→ **Directions for this task**
Print the data below again in full, exactly as it stands, with no images.

→ **Records for this task**
____________________

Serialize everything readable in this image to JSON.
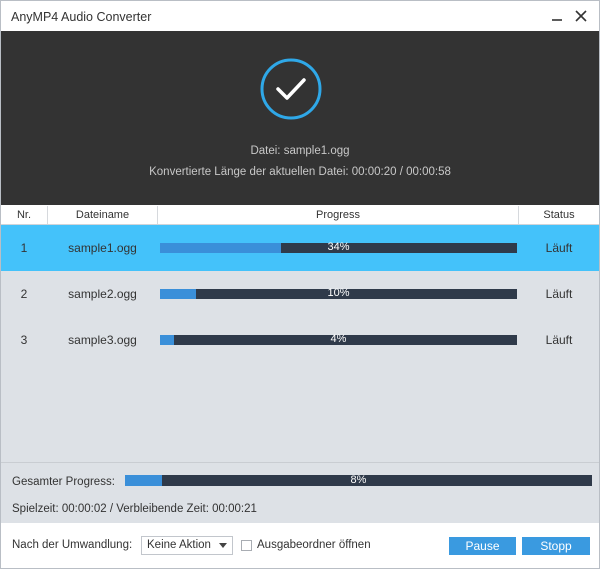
{
  "window": {
    "title": "AnyMP4 Audio Converter"
  },
  "banner": {
    "file_line": "Datei: sample1.ogg",
    "length_line": "Konvertierte Länge der aktuellen Datei: 00:00:20 / 00:00:58"
  },
  "table": {
    "columns": [
      "Nr.",
      "Dateiname",
      "Progress",
      "Status"
    ],
    "rows": [
      {
        "nr": "1",
        "name": "sample1.ogg",
        "progress": 34,
        "progress_label": "34%",
        "status": "Läuft",
        "selected": true
      },
      {
        "nr": "2",
        "name": "sample2.ogg",
        "progress": 10,
        "progress_label": "10%",
        "status": "Läuft",
        "selected": false
      },
      {
        "nr": "3",
        "name": "sample3.ogg",
        "progress": 4,
        "progress_label": "4%",
        "status": "Läuft",
        "selected": false
      }
    ]
  },
  "summary": {
    "total_label": "Gesamter Progress:",
    "total_progress": 8,
    "total_progress_label": "8%",
    "time_line": "Spielzeit: 00:00:02 / Verbleibende Zeit: 00:00:21"
  },
  "footer": {
    "after_label": "Nach der Umwandlung:",
    "after_value": "Keine Aktion",
    "open_folder_label": "Ausgabeordner öffnen",
    "pause_label": "Pause",
    "stop_label": "Stopp"
  },
  "colors": {
    "selected_row": "#44c2fa",
    "progress_fill": "#3a8fd9",
    "progress_track": "#2f3a4a",
    "button": "#3a9ae0",
    "banner_bg": "#333333",
    "check_ring": "#2fa8e8"
  },
  "icons": {
    "minimize": "minimize-icon",
    "close": "close-icon",
    "success": "checkmark-circle-icon",
    "dropdown": "chevron-down-icon"
  }
}
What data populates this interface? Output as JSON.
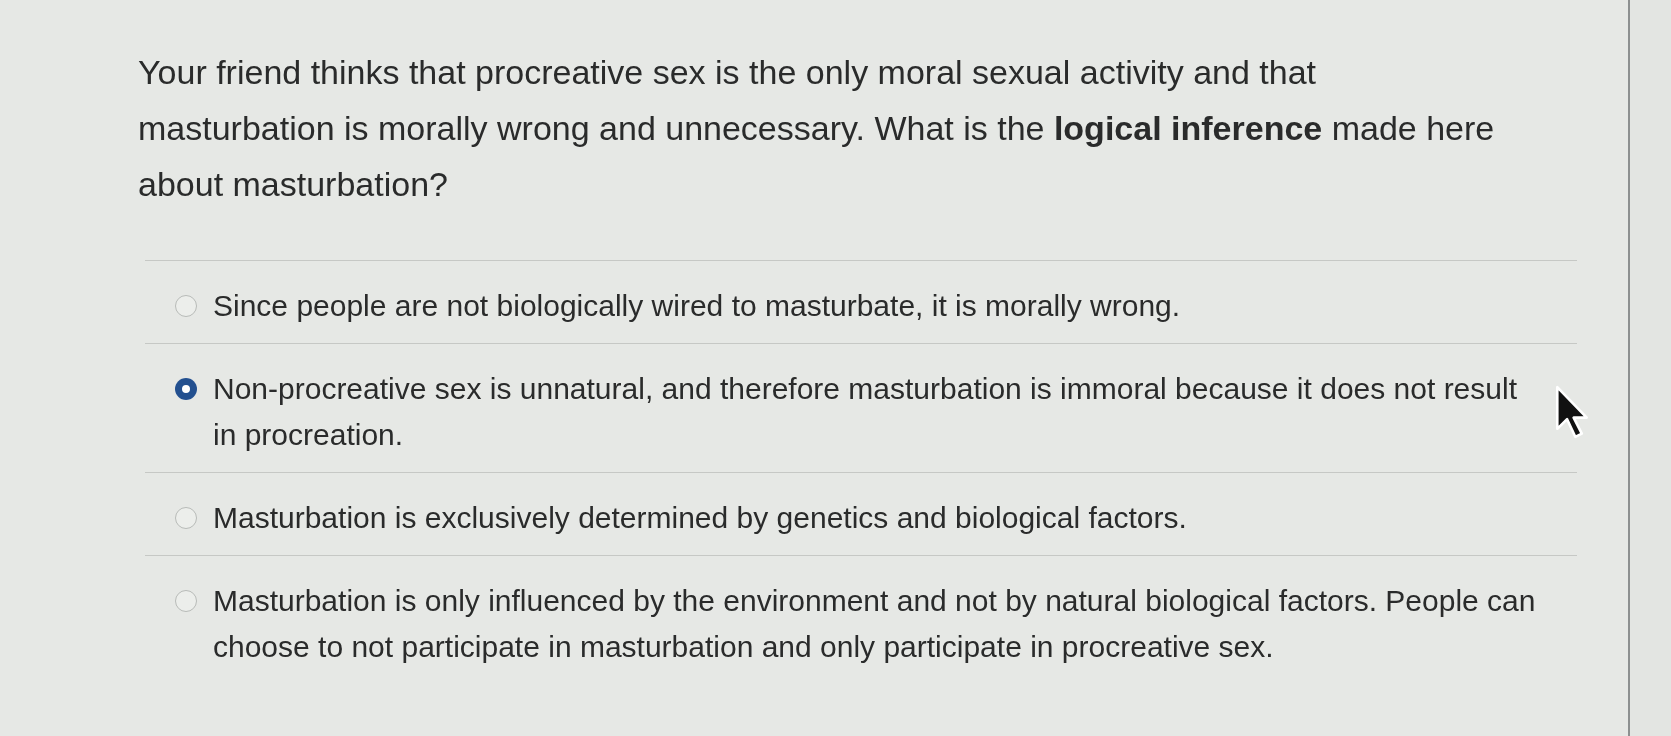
{
  "question": {
    "text": "Your friend thinks that procreative sex is the only moral sexual activity and that masturbation is morally wrong and unnecessary. What is the **logical inference** made here about masturbation?"
  },
  "options": [
    {
      "label": "Since people are not biologically wired to masturbate, it is morally wrong.",
      "selected": false
    },
    {
      "label": "Non-procreative sex is unnatural, and therefore masturbation is immoral because it does not result in procreation.",
      "selected": true
    },
    {
      "label": "Masturbation is exclusively determined by genetics and biological factors.",
      "selected": false
    },
    {
      "label": "Masturbation is only influenced by the environment and not by natural biological factors. People can choose to not participate in masturbation and only participate in procreative sex.",
      "selected": false
    }
  ]
}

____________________

→ **Exercise output**
Serialize everything readable in this image to JSON.
{
  "window": {
    "title": "AnyMP4 Audio Converter"
  },
  "banner": {
    "file_line": "Datei: sample1.ogg",
    "length_line": "Konvertierte Länge der aktuellen Datei: 00:00:20 / 00:00:58"
  },
  "table": {
    "columns": [
      "Nr.",
      "Dateiname",
      "Progress",
      "Status"
    ],
    "rows": [
      {
        "nr": "1",
        "name": "sample1.ogg",
        "progress": 34,
        "progress_label": "34%",
        "status": "Läuft",
        "selected": true
      },
      {
        "nr": "2",
        "name": "sample2.ogg",
        "progress": 10,
        "progress_label": "10%",
        "status": "Läuft",
        "selected": false
      },
      {
        "nr": "3",
        "name": "sample3.ogg",
        "progress": 4,
        "progress_label": "4%",
        "status": "Läuft",
        "selected": false
      }
    ]
  },
  "summary": {
    "total_label": "Gesamter Progress:",
    "total_progress": 8,
    "total_progress_label": "8%",
    "time_line": "Spielzeit: 00:00:02 / Verbleibende Zeit: 00:00:21"
  },
  "footer": {
    "after_label": "Nach der Umwandlung:",
    "after_value": "Keine Aktion",
    "open_folder_label": "Ausgabeordner öffnen",
    "pause_label": "Pause",
    "stop_label": "Stopp"
  },
  "colors": {
    "selected_row": "#44c2fa",
    "progress_fill": "#3a8fd9",
    "progress_track": "#2f3a4a",
    "button": "#3a9ae0",
    "banner_bg": "#333333",
    "check_ring": "#2fa8e8"
  },
  "icons": {
    "minimize": "minimize-icon",
    "close": "close-icon",
    "success": "checkmark-circle-icon",
    "dropdown": "chevron-down-icon"
  }
}
What data populates this interface? Output as JSON.
{
  "question": {
    "text": "Your friend thinks that procreative sex is the only moral sexual activity and that masturbation is morally wrong and unnecessary. What is the **logical inference** made here about masturbation?"
  },
  "options": [
    {
      "label": "Since people are not biologically wired to masturbate, it is morally wrong.",
      "selected": false
    },
    {
      "label": "Non-procreative sex is unnatural, and therefore masturbation is immoral because it does not result in procreation.",
      "selected": true
    },
    {
      "label": "Masturbation is exclusively determined by genetics and biological factors.",
      "selected": false
    },
    {
      "label": "Masturbation is only influenced by the environment and not by natural biological factors. People can choose to not participate in masturbation and only participate in procreative sex.",
      "selected": false
    }
  ]
}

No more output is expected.